§ Data records
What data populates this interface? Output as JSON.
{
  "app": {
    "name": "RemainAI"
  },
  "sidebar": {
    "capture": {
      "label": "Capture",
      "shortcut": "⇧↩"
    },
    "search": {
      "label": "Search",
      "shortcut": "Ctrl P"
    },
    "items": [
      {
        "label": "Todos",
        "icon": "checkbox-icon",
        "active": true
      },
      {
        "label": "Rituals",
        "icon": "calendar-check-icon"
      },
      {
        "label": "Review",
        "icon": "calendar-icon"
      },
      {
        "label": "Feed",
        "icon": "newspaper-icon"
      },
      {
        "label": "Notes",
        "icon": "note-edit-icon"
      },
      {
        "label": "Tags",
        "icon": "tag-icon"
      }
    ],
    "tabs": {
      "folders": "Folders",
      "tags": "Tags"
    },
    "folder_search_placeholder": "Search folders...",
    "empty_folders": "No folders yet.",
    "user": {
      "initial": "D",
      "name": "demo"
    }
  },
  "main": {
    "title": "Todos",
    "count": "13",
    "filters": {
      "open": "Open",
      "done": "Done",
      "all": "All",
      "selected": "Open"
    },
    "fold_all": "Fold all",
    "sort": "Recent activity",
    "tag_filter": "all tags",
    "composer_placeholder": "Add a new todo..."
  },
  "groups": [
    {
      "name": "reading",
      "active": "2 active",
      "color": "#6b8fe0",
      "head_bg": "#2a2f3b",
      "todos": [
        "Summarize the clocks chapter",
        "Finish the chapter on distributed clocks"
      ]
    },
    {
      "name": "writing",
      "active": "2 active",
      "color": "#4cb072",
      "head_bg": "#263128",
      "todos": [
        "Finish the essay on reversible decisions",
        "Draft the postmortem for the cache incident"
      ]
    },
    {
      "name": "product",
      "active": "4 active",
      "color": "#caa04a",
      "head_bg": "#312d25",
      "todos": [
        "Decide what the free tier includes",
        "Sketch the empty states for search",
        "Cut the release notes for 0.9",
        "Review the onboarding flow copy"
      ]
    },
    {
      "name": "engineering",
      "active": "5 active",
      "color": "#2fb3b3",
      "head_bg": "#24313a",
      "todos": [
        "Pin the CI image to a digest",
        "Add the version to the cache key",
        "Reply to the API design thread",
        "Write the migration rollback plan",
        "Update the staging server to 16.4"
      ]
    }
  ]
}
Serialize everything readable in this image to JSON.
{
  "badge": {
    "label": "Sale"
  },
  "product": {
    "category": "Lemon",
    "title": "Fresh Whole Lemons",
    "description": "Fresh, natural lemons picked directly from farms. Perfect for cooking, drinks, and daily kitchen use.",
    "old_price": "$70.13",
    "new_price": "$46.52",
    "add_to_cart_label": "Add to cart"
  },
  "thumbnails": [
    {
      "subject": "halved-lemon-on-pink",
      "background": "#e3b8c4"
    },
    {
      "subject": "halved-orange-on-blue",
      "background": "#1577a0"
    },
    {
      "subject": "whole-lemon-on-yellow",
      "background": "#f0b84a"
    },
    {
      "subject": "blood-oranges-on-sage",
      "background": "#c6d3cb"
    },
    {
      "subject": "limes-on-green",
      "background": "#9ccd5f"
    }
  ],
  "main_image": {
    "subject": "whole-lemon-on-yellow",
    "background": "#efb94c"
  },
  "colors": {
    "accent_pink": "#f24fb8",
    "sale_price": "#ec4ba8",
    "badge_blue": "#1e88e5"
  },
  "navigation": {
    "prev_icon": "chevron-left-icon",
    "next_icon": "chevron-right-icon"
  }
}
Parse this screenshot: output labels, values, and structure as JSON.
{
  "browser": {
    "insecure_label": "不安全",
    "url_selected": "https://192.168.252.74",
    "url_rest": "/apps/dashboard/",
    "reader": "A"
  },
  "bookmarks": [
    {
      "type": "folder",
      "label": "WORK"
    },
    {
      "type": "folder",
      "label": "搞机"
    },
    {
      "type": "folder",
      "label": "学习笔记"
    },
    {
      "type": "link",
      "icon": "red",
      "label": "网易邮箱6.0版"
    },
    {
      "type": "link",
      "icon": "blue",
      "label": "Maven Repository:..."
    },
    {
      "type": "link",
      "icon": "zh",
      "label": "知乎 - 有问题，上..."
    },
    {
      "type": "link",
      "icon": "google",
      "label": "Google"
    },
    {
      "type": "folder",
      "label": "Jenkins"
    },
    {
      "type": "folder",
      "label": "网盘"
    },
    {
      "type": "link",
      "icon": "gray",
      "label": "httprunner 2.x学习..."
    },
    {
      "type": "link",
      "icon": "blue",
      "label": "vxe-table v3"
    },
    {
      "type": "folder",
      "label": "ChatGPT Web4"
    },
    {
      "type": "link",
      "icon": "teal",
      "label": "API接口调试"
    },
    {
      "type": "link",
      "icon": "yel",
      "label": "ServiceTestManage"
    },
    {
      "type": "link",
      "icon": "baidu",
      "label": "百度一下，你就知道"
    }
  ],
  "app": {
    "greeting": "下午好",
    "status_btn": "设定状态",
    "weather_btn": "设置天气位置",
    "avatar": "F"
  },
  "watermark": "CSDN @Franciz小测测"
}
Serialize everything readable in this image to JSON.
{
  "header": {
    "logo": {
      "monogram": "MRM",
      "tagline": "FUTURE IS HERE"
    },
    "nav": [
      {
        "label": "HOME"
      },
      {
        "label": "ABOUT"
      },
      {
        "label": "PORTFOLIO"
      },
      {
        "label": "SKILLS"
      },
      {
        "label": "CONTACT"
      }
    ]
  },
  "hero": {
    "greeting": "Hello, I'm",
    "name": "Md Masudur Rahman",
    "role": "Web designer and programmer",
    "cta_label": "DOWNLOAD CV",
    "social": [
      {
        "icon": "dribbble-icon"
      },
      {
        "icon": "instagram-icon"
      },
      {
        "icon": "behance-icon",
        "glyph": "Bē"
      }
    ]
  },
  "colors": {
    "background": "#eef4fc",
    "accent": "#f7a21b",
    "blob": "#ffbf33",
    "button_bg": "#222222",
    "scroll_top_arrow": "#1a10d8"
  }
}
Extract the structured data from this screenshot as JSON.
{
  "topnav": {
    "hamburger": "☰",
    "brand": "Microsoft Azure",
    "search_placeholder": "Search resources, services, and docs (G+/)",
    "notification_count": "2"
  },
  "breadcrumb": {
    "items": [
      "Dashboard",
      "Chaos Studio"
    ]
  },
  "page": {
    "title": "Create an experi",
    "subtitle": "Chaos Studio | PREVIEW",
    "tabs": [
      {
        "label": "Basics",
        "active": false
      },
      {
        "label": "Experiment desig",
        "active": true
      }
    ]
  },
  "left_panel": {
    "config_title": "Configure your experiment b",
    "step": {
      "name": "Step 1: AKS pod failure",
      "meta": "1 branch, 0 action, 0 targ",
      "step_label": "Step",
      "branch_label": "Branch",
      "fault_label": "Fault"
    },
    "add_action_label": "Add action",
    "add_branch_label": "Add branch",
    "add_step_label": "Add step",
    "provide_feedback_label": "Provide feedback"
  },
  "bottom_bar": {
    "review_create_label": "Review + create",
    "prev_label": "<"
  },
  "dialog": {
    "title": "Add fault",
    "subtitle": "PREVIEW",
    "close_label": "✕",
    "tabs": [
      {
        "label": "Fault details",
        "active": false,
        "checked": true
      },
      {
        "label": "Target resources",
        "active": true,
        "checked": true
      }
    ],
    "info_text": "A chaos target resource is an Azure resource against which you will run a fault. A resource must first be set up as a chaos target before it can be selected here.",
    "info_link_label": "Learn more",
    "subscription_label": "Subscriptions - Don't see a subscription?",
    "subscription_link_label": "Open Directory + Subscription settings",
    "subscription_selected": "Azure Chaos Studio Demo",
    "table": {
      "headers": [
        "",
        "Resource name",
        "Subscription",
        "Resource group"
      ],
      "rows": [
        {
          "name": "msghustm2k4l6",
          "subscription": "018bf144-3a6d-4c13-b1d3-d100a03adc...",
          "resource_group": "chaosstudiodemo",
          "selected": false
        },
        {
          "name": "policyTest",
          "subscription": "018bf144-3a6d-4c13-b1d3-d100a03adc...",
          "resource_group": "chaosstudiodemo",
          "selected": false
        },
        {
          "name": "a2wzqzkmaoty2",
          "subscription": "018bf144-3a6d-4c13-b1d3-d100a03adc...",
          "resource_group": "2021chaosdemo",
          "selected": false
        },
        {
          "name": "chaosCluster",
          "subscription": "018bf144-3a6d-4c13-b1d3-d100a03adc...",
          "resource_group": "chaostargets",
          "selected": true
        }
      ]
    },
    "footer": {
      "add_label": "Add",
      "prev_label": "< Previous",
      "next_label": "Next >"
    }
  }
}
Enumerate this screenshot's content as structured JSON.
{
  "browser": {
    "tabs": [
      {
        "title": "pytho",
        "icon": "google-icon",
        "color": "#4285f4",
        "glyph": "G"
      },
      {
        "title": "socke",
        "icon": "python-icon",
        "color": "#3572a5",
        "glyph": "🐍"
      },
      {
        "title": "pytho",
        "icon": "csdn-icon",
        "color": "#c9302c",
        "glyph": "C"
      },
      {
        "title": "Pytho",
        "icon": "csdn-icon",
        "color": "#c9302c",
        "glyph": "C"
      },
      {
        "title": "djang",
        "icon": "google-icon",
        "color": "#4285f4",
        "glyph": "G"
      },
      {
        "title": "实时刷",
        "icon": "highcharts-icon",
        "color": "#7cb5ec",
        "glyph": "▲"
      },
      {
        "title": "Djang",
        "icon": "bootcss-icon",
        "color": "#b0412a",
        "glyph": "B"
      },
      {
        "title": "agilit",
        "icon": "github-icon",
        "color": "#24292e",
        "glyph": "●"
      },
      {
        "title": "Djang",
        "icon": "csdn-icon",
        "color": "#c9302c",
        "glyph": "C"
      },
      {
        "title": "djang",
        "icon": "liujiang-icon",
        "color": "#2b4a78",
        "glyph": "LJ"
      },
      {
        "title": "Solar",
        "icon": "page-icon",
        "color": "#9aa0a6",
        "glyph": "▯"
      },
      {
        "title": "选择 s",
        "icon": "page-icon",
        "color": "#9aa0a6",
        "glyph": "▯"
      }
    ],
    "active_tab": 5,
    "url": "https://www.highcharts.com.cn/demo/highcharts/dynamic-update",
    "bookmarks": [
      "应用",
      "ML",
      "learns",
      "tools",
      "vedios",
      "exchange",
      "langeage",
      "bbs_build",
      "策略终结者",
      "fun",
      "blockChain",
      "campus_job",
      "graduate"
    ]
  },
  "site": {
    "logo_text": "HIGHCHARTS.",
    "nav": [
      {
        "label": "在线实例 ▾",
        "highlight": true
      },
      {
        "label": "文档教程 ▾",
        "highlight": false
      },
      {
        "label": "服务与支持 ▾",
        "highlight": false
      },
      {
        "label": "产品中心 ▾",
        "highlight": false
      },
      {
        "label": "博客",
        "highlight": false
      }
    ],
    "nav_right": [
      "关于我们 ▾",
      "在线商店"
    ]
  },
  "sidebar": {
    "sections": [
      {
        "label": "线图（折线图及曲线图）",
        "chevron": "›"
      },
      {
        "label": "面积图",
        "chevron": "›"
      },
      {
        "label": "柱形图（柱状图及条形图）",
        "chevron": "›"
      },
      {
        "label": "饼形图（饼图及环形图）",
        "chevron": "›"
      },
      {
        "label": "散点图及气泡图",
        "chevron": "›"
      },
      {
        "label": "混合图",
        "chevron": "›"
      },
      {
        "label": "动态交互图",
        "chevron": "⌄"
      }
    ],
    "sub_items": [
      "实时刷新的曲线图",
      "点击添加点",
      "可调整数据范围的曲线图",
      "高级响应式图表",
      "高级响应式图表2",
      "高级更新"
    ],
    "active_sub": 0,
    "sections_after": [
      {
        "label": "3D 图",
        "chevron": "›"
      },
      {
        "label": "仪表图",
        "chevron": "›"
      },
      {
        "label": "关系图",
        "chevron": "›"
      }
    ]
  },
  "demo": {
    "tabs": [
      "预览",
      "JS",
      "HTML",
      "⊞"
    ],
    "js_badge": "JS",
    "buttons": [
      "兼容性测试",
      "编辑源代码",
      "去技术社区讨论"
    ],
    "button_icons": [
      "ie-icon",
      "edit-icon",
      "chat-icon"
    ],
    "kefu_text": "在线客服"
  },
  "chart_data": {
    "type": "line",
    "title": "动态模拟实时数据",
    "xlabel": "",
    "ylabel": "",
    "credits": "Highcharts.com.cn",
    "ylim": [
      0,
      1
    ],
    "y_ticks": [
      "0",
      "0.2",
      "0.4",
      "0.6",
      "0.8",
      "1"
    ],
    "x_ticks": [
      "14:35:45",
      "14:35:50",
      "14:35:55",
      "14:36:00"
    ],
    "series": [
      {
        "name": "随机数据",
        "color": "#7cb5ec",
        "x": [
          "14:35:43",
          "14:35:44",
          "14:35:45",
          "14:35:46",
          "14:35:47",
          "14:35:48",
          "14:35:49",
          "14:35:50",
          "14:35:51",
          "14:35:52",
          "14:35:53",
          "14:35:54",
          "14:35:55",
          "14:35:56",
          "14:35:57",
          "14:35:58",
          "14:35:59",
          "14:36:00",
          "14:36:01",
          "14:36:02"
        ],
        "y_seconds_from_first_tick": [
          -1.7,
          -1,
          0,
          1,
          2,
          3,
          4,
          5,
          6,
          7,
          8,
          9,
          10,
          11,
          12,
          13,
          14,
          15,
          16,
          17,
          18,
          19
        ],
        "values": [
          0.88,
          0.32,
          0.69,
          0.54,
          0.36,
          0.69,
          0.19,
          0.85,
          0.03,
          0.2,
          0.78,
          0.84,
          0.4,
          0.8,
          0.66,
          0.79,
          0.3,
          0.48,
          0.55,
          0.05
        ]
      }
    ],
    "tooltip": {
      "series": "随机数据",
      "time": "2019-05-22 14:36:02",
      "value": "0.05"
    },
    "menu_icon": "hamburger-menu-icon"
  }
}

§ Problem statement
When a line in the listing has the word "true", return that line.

§ Response to the exercise
        "active": true
        "active": true
        "checked": true
        "active": true,
        "checked": true
          "selected": true
        "highlight": true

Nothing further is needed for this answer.